The Port of Algoma however is seen as one major investment that could result in “a lot of jobs” “I can’t say an exact number, but lots of jobs” McConnell said. The Port could once again transform the city with new subdivisions, apartment buildings, and businesses to serve those new jobs. “It’s always been part of the city’s official plan that that area will become a major port facility” McConnell said all the right components are in place for the Port to become successful. “Development attacks development and if you want to see a good example of that, look at the new hospital and the development surrounding the hospital” from new subdivisions to office buildings and retail continues to grow on the golden mile, there’s no doubt the city is growing north and west.
Although the planning department is there to assist council on zoning issues, the Sault Ste. Marie planning department also takes on the role of project management. A few examples of that is the Roberta Bondar park, the waterfront boardwalk and the now completed 25km John Rowswell hub trail. Those projects were handled in-house by planning and engineering departments.
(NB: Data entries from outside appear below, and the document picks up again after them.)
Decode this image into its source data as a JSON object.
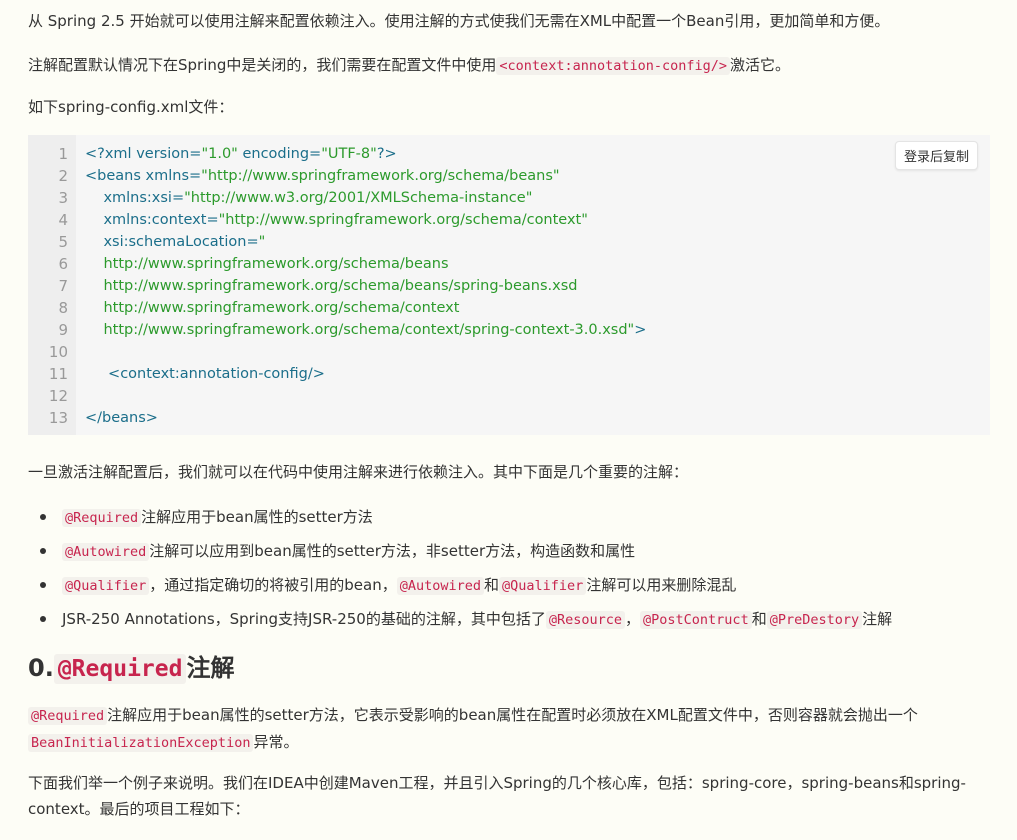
{
  "intro": {
    "p1": "从 Spring 2.5 开始就可以使用注解来配置依赖注入。使用注解的方式使我们无需在XML中配置一个Bean引用，更加简单和方便。",
    "p2_before": "注解配置默认情况下在Spring中是关闭的，我们需要在配置文件中使用",
    "p2_code": "<context:annotation-config/>",
    "p2_after": "激活它。",
    "p3": "如下spring-config.xml文件："
  },
  "code_block": {
    "copy_label": "登录后复制",
    "lines": [
      {
        "n": "1",
        "indent": "",
        "parts": [
          {
            "t": "tag",
            "v": "<?xml version="
          },
          {
            "t": "str",
            "v": "\"1.0\""
          },
          {
            "t": "tag",
            "v": " encoding="
          },
          {
            "t": "str",
            "v": "\"UTF-8\""
          },
          {
            "t": "tag",
            "v": "?>"
          }
        ]
      },
      {
        "n": "2",
        "indent": "",
        "parts": [
          {
            "t": "tag",
            "v": "<beans xmlns="
          },
          {
            "t": "str",
            "v": "\"http://www.springframework.org/schema/beans\""
          }
        ]
      },
      {
        "n": "3",
        "indent": "    ",
        "parts": [
          {
            "t": "tag",
            "v": "xmlns:xsi="
          },
          {
            "t": "str",
            "v": "\"http://www.w3.org/2001/XMLSchema-instance\""
          }
        ]
      },
      {
        "n": "4",
        "indent": "    ",
        "parts": [
          {
            "t": "tag",
            "v": "xmlns:context="
          },
          {
            "t": "str",
            "v": "\"http://www.springframework.org/schema/context\""
          }
        ]
      },
      {
        "n": "5",
        "indent": "    ",
        "parts": [
          {
            "t": "tag",
            "v": "xsi:schemaLocation="
          },
          {
            "t": "str",
            "v": "\""
          }
        ]
      },
      {
        "n": "6",
        "indent": "    ",
        "parts": [
          {
            "t": "str",
            "v": "http://www.springframework.org/schema/beans"
          }
        ]
      },
      {
        "n": "7",
        "indent": "    ",
        "parts": [
          {
            "t": "str",
            "v": "http://www.springframework.org/schema/beans/spring-beans.xsd"
          }
        ]
      },
      {
        "n": "8",
        "indent": "    ",
        "parts": [
          {
            "t": "str",
            "v": "http://www.springframework.org/schema/context"
          }
        ]
      },
      {
        "n": "9",
        "indent": "    ",
        "parts": [
          {
            "t": "str",
            "v": "http://www.springframework.org/schema/context/spring-context-3.0.xsd\""
          },
          {
            "t": "tag",
            "v": ">"
          }
        ]
      },
      {
        "n": "10",
        "indent": "",
        "parts": []
      },
      {
        "n": "11",
        "indent": "     ",
        "parts": [
          {
            "t": "tag",
            "v": "<context:annotation-config/>"
          }
        ]
      },
      {
        "n": "12",
        "indent": "",
        "parts": []
      },
      {
        "n": "13",
        "indent": "",
        "parts": [
          {
            "t": "tag",
            "v": "</beans>"
          }
        ]
      }
    ]
  },
  "after_code": "一旦激活注解配置后，我们就可以在代码中使用注解来进行依赖注入。其中下面是几个重要的注解：",
  "bullets": [
    {
      "parts": [
        {
          "t": "code",
          "v": "@Required"
        },
        {
          "t": "text",
          "v": "注解应用于bean属性的setter方法"
        }
      ]
    },
    {
      "parts": [
        {
          "t": "code",
          "v": "@Autowired"
        },
        {
          "t": "text",
          "v": "注解可以应用到bean属性的setter方法，非setter方法，构造函数和属性"
        }
      ]
    },
    {
      "parts": [
        {
          "t": "code",
          "v": "@Qualifier"
        },
        {
          "t": "text",
          "v": "，通过指定确切的将被引用的bean，"
        },
        {
          "t": "code",
          "v": "@Autowired"
        },
        {
          "t": "text",
          "v": "和"
        },
        {
          "t": "code",
          "v": "@Qualifier"
        },
        {
          "t": "text",
          "v": "注解可以用来删除混乱"
        }
      ]
    },
    {
      "parts": [
        {
          "t": "text",
          "v": "JSR-250 Annotations，Spring支持JSR-250的基础的注解，其中包括了"
        },
        {
          "t": "code",
          "v": "@Resource"
        },
        {
          "t": "text",
          "v": "，"
        },
        {
          "t": "code",
          "v": "@PostContruct"
        },
        {
          "t": "text",
          "v": "和"
        },
        {
          "t": "code",
          "v": "@PreDestory"
        },
        {
          "t": "text",
          "v": "注解"
        }
      ]
    }
  ],
  "section": {
    "prefix": "0.",
    "code": "@Required",
    "suffix": "注解"
  },
  "section_p1": {
    "code1": "@Required",
    "text1": "注解应用于bean属性的setter方法，它表示受影响的bean属性在配置时必须放在XML配置文件中，否则容器就会抛出一个",
    "code2": "BeanInitializationException",
    "text2": "异常。"
  },
  "section_p2": "下面我们举一个例子来说明。我们在IDEA中创建Maven工程，并且引入Spring的几个核心库，包括：spring-core，spring-beans和spring-context。最后的项目工程如下："
}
Over the years the city has seen a “significant loss” since the q980’s and slowly rebounding but McConnell said the number one thing the city needs to do is get people to move here. “In five years time we won’t have enough people here to fill the jobs, we need to put programs in place to encourage and attract people to this city – that’s the number one issue facing this city right now”